Chronic fatigue syndrome (CFS) is a disease that affects 500,000 people in the UK. Currently, there is no definitive list of symptoms and no tests available for diagnosis – in fact, there is much debate over its cause, treatment, and even existence. Possible causes of CFS have ranged from viruses to parasites, genetic traits to environmental influences, but little research has come to fruition until now.
Potential new ways to diagnose CFS
Naviaux et al from the University of California conducted experiments investigating the metabolome- the cellular metabolic pathways and products- of 45 patients with CFS, and 39 without. These researchers looked at 612 metabolic proteins from 63 pathways, and found there is a distinct metabolic state in people with CFS. Patients showed differences in 20 metabolic pathways, 80% of which showed a decrease in metabolic activity (hypometabolism). Some of the hypometabolic pathways included sphingolipid, phospholipid, and cholesterol metabolism. This decrease was so pronounced that the researchers could identify people who suffer from CFS with over 90% accuracy, when presented with just the readout of their metabolome.
What causes this metabolic change?
Even more unusually, there are links between CFS and ‘dauer’ – a state found in animals, including the model organism worm C. elegans, that is indicative of hibernation and energy conservation in times of stress. This suggests that CFS could be an ancient hibernation-like mechanism for survival during times of environmental stress through hypometabolism and the reduction of cellular functions, , in a similar way to C. elegans. This leaves patients with the chronic symptoms of fatigue, memory loss, and muscle pain.
However, the causes of this metabolic change are still unknown- why are these patients’ metabolisms convinced there is enough environmental pressure to go into hibernation?

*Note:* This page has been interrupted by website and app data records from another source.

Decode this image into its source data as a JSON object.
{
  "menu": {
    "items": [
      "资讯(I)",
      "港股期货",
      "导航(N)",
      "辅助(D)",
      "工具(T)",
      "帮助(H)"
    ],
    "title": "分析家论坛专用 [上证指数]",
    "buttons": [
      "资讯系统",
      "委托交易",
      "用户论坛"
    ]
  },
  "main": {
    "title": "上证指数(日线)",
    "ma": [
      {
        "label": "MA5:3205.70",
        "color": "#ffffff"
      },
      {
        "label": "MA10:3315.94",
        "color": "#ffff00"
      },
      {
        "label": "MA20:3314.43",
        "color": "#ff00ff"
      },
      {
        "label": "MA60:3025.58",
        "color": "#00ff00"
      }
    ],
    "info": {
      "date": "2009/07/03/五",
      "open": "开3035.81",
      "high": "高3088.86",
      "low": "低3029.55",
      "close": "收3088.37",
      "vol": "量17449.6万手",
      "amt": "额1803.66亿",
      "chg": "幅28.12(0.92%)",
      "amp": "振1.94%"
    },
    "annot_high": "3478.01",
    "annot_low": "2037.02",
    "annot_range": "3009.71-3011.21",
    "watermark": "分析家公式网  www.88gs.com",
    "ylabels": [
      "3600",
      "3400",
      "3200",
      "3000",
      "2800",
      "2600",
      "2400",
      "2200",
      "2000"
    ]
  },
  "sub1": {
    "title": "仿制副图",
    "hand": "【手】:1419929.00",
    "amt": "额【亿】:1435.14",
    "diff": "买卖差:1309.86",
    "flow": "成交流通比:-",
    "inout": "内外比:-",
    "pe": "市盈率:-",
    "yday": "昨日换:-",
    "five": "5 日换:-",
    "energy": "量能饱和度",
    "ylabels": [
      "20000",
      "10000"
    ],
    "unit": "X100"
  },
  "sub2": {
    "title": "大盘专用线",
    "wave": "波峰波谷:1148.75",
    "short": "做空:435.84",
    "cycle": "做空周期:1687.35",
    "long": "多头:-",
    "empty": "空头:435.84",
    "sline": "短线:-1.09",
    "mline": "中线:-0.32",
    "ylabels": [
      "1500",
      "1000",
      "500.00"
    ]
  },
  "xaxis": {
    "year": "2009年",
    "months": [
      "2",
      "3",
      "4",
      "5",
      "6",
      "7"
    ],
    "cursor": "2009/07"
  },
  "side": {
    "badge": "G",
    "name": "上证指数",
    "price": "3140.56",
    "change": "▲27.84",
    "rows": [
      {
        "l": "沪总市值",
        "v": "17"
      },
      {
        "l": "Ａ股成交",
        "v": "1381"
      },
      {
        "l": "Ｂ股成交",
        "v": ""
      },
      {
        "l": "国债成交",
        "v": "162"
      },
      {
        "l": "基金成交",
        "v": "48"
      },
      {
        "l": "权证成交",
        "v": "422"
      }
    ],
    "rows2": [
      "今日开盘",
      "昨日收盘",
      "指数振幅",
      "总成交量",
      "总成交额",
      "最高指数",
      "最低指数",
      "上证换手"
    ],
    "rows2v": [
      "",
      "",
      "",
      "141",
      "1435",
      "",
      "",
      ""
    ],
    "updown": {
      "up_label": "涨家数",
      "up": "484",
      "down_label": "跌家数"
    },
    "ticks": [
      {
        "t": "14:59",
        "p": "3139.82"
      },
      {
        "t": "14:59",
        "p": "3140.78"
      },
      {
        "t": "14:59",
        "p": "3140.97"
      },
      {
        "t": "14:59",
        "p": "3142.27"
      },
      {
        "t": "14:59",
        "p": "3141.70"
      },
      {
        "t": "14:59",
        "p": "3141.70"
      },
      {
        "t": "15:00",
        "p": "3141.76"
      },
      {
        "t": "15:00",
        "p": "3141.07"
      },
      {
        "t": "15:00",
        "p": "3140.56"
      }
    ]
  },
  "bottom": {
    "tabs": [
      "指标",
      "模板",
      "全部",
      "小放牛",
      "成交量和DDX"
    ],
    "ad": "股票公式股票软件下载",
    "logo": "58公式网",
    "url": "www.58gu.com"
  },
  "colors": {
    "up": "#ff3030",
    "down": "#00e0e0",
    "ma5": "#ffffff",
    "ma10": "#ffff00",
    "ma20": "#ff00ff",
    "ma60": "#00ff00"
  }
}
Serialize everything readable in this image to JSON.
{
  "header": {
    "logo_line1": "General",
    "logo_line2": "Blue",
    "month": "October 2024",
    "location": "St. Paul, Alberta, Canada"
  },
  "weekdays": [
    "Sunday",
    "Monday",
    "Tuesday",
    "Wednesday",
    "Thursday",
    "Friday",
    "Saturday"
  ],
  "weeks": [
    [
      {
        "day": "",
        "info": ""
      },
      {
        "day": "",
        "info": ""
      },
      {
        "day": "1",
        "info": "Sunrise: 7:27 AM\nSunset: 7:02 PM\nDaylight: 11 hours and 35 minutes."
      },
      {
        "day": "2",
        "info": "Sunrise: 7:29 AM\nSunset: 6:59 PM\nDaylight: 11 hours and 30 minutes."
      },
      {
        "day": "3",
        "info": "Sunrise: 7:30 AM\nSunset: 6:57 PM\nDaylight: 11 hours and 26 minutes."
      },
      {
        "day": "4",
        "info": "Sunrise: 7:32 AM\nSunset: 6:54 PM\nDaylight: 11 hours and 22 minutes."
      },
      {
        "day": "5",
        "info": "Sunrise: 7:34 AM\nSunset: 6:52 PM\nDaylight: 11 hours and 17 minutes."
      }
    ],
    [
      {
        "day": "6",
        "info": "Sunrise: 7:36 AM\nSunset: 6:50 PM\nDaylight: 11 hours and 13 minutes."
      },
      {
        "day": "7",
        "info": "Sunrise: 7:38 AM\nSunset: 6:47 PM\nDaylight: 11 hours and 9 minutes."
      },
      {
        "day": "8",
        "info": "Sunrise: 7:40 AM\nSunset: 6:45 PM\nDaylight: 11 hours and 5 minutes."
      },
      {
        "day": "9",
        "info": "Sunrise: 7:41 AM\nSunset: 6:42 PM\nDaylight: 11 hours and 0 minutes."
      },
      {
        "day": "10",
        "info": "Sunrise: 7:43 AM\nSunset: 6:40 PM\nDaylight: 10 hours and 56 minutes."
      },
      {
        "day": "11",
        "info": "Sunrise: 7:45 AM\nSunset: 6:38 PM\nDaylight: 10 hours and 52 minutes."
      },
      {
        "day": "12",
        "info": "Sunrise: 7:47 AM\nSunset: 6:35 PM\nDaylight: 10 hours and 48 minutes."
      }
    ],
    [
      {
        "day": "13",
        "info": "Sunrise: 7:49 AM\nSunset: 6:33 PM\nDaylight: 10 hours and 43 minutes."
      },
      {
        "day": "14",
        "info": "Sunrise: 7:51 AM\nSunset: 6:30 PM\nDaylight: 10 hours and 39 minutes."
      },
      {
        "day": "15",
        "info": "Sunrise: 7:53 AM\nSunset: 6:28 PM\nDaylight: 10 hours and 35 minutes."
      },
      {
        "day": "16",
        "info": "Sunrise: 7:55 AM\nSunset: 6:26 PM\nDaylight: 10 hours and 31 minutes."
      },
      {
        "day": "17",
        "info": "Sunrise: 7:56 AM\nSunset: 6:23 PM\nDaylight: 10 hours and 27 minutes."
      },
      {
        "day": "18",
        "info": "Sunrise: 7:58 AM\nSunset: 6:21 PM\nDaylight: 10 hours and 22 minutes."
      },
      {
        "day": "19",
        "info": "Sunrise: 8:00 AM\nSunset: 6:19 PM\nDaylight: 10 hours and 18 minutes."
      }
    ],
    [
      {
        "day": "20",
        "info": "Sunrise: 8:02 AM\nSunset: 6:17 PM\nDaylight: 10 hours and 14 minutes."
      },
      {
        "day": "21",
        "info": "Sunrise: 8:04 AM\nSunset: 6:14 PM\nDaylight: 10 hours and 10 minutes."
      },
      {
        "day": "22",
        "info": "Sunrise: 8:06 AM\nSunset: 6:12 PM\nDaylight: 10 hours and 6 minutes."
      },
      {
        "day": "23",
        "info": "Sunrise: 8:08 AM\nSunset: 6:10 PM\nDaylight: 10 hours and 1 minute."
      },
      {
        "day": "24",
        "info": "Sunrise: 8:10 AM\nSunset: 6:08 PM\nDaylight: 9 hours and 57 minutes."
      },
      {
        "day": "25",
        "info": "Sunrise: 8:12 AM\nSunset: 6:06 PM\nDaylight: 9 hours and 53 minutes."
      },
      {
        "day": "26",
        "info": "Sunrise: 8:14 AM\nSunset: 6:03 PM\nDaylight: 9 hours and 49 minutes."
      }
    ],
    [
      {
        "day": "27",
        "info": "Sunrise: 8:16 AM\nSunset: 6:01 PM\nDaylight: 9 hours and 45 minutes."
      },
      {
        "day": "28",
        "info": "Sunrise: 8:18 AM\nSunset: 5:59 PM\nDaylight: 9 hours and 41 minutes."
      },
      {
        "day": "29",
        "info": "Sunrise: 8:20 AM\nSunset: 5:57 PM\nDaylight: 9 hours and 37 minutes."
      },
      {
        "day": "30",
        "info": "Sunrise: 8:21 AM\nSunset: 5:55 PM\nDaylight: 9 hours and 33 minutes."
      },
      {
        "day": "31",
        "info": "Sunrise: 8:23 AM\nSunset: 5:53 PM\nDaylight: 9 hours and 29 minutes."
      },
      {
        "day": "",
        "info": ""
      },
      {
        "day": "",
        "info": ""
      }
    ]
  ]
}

Why is this important?
The results from this paper provide a multitude more ways investigate CFS, and potentially find its cause. Each individual patient had unique combinations and levels of down-regulated metabolites, and further investigation could lead to unique tailored treatment to improve quality of life. However, there still needs to be a lot more research- larger trial groups with more sample sizes, and further inquiry into the effects of an altered metabolome on cellular function. These findings contribute to the argument that it is not the cause of CFS that defines the disease, but the symptoms and signature low metabolism that accompanies it. Hopefully, in time these results will significantly advance our understanding of the causes and treatment of CFS.
The paper: Naviaux et al. Metabolic features of Chronic Fatigue Syndrome. 2016. PNAS.
Image: C. elegans, Wikimedia commons